Is Vermont high school football going extinct?
We're getting ready for another weekend of high school football, but a recent article by a national publication is using tough talk to describe the declining popularity of the sport in Vermont.
In its 10th season, Oxbow High School football cancelled its varsity schedule due to a lack of participation.
"They're really excited to keep playing, which is the most important part," said Brianne Barnes, Oxbow's athletic director.
Low numbers in the sport isn't just a growing trend in the state, it's a nationwide problem. "Football is under attack," said Bob Johnson with the Vermont Principals' Association.
However, a Wall Street Journal article out this month spotlights the Green Mountain State saying, "Yet almost nowhere is the game at risk of going extinct - but in Vermont that is actually an outside possibility."
"Is it going to be extinct? No. I don't think it's going to be extinct, but I do think, unfortunately, we're going to see other teams go under," Johnson said.
The story highlights data from the National Federation of State High School Associations. It says, "The number of boys playing high school football in Vermont has fallen 48-percent over the last 10 years, from 1,924 athletes to 993.

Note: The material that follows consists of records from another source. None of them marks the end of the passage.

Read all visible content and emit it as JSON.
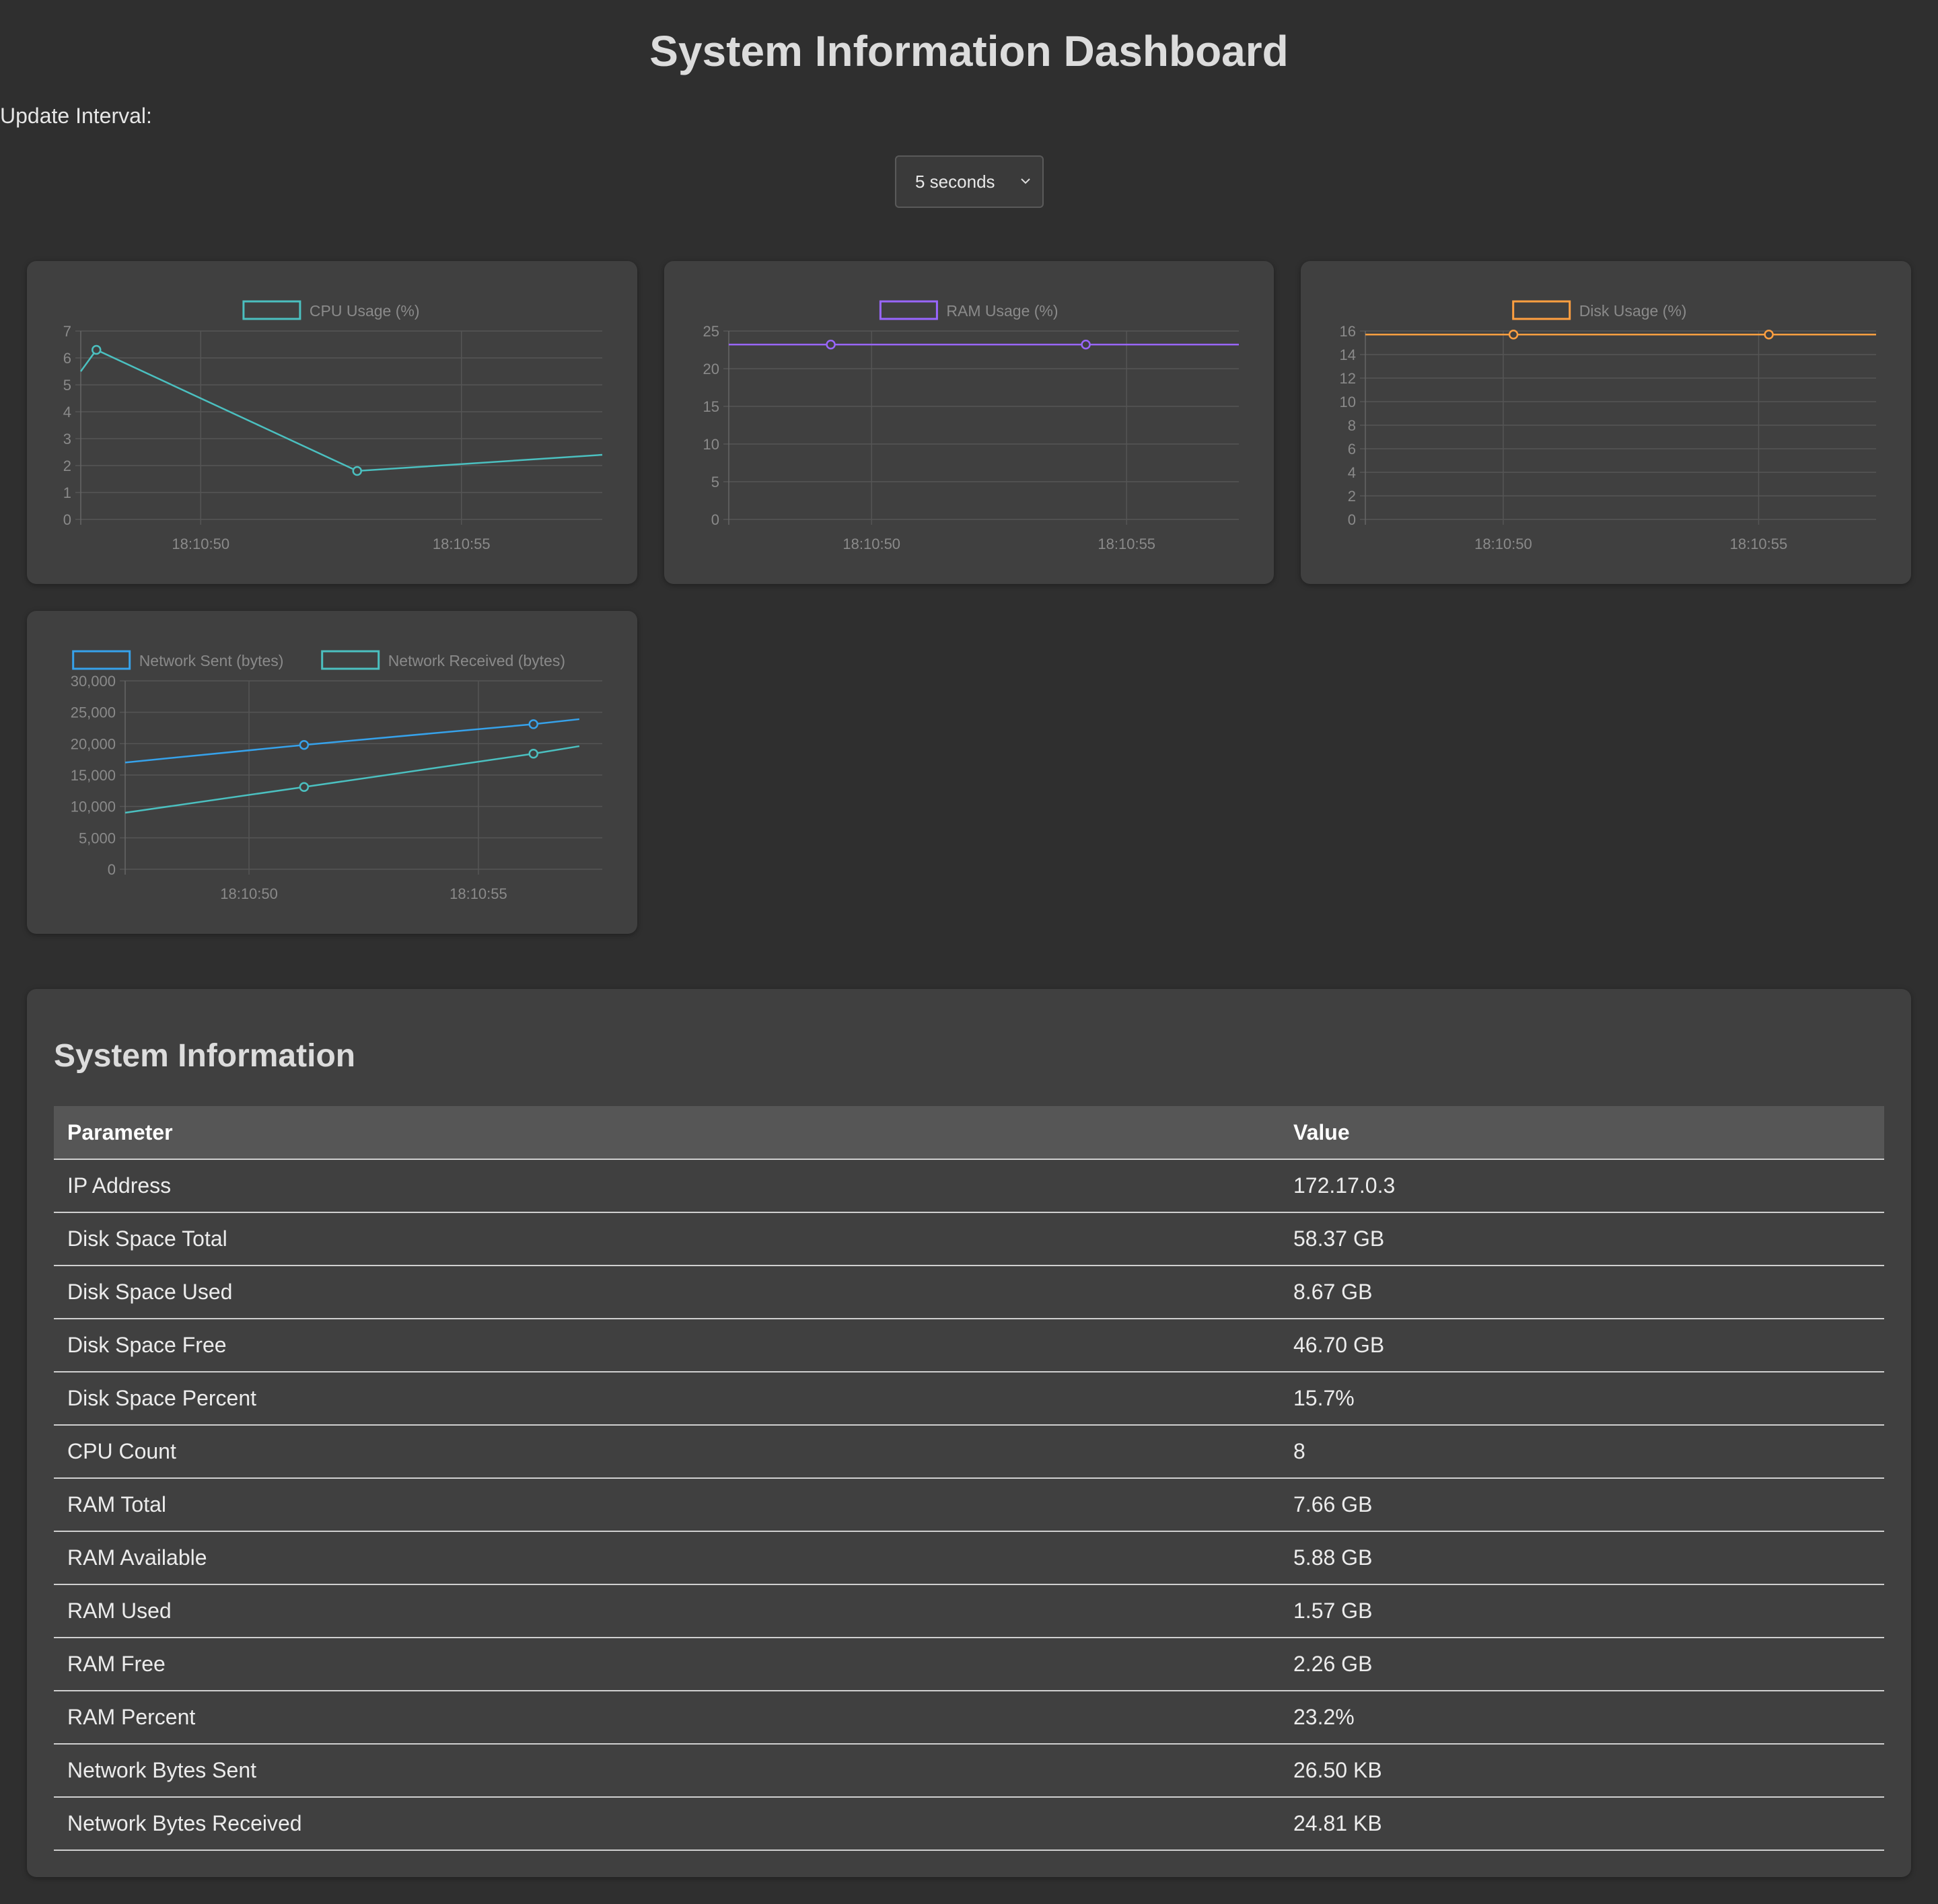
{
  "page_title": "System Information Dashboard",
  "update_interval": {
    "label": "Update Interval:",
    "selected": "5 seconds"
  },
  "colors": {
    "background": "#2f2f2f",
    "card": "#404040",
    "cpu": "#4bc0c0",
    "ram": "#9966ff",
    "disk": "#ff9f40",
    "net_sent": "#36a2eb",
    "net_received": "#4bc0c0"
  },
  "chart_data": [
    {
      "type": "line",
      "x_ticks": [
        "18:10:50",
        "18:10:55"
      ],
      "series": [
        {
          "name": "CPU Usage (%)",
          "x": [
            "18:10:47.7",
            "18:10:48.0",
            "18:10:53.0",
            "18:10:57.7"
          ],
          "values": [
            5.5,
            6.3,
            1.8,
            2.4
          ]
        }
      ],
      "ylim": [
        0,
        7
      ],
      "y_ticks": [
        "0",
        "1",
        "2",
        "3",
        "4",
        "5",
        "6",
        "7"
      ],
      "legend": "top",
      "grid": true
    },
    {
      "type": "line",
      "x_ticks": [
        "18:10:50",
        "18:10:55"
      ],
      "series": [
        {
          "name": "RAM Usage (%)",
          "x": [
            "18:10:47.2",
            "18:10:49.2",
            "18:10:54.2",
            "18:10:57.2"
          ],
          "values": [
            23.2,
            23.2,
            23.2,
            23.2
          ]
        }
      ],
      "ylim": [
        0,
        25
      ],
      "y_ticks": [
        "0",
        "5",
        "10",
        "15",
        "20",
        "25"
      ],
      "legend": "top",
      "grid": true
    },
    {
      "type": "line",
      "x_ticks": [
        "18:10:50",
        "18:10:55"
      ],
      "series": [
        {
          "name": "Disk Usage (%)",
          "x": [
            "18:10:47.3",
            "18:10:50.2",
            "18:10:55.2",
            "18:10:57.3"
          ],
          "values": [
            15.7,
            15.7,
            15.7,
            15.7
          ]
        }
      ],
      "ylim": [
        0,
        16
      ],
      "y_ticks": [
        "0",
        "2",
        "4",
        "6",
        "8",
        "10",
        "12",
        "14",
        "16"
      ],
      "legend": "top",
      "grid": true
    },
    {
      "type": "line",
      "x_ticks": [
        "18:10:50",
        "18:10:55"
      ],
      "series": [
        {
          "name": "Network Sent (bytes)",
          "x": [
            "18:10:47.3",
            "18:10:51.2",
            "18:10:56.2",
            "18:10:57.2"
          ],
          "values": [
            17000,
            19800,
            23100,
            23900
          ]
        },
        {
          "name": "Network Received (bytes)",
          "x": [
            "18:10:47.3",
            "18:10:51.2",
            "18:10:56.2",
            "18:10:57.2"
          ],
          "values": [
            9000,
            13100,
            18400,
            19600
          ]
        }
      ],
      "ylim": [
        0,
        30000
      ],
      "y_ticks": [
        "0",
        "5,000",
        "10,000",
        "15,000",
        "20,000",
        "25,000",
        "30,000"
      ],
      "legend": "top",
      "grid": true
    }
  ],
  "system_info": {
    "title": "System Information",
    "headers": [
      "Parameter",
      "Value"
    ],
    "rows": [
      [
        "IP Address",
        "172.17.0.3"
      ],
      [
        "Disk Space Total",
        "58.37 GB"
      ],
      [
        "Disk Space Used",
        "8.67 GB"
      ],
      [
        "Disk Space Free",
        "46.70 GB"
      ],
      [
        "Disk Space Percent",
        "15.7%"
      ],
      [
        "CPU Count",
        "8"
      ],
      [
        "RAM Total",
        "7.66 GB"
      ],
      [
        "RAM Available",
        "5.88 GB"
      ],
      [
        "RAM Used",
        "1.57 GB"
      ],
      [
        "RAM Free",
        "2.26 GB"
      ],
      [
        "RAM Percent",
        "23.2%"
      ],
      [
        "Network Bytes Sent",
        "26.50 KB"
      ],
      [
        "Network Bytes Received",
        "24.81 KB"
      ]
    ]
  }
}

"I'm not convinced that that number is completely accurate," Johnson said. Although he's quoted in the article, he says statistics can be manipulated, but he doesn't deny the drop off. "Yes there are declining numbers. It's something that's been around for a while, and we knew it was coming."
Safety concerns continue to be the driving factor. The VPA has been taking steps towards addressing those issues, including flag football for all middle school students by 2018.
"I've played football since fourth grade, so I've always been big and tough and that's just the way it's always been," said Jimmy Hayes, a senior on St. Johnsbury's team. But Hayes realize changes need to made in order for the game to grow. "The refs have made more new rules on safety precautions, and we have to abide by those rules, and overall I think it's the best for everybody -- and get more players out here."
Just down the road from the VPA office is Montpelier High School. The Solons varsity football program stopped about five years ago. The intention was to just play a JV schedule until the numbers could improve. That never happened, and eventually the entire program completely folded.
"For us here, I think it becomes more of an opportunity issue. Playing when they're younger is a little more difficult, unless they want to go to a different town," said Matt Link, Montpelier's athletic director.
Unlike Montpelier, Oxbow has a feeder program. The school is confident that the Bradford Bulldogs will help boost the numbers back up in time for next season, and years to come.
"We're building that football culture here. We're still working on it. We don't want it to go away and so we want to take a step back and make sure we can rebuild and still have that program here," Barnes said.
Bob Johnson says the VPA doesn't keep their own records of how many students participate in football because some schools don't report them and the schools that do report them may not be accurate.
Saturday on The Weekend Channel 3 News at 6 t0 8 a.m., Scott Fleishman will have more on reaction to the Wall Street Journal article, and will talk about signs that things are not all doom and gloom when it comes to football in Vermont.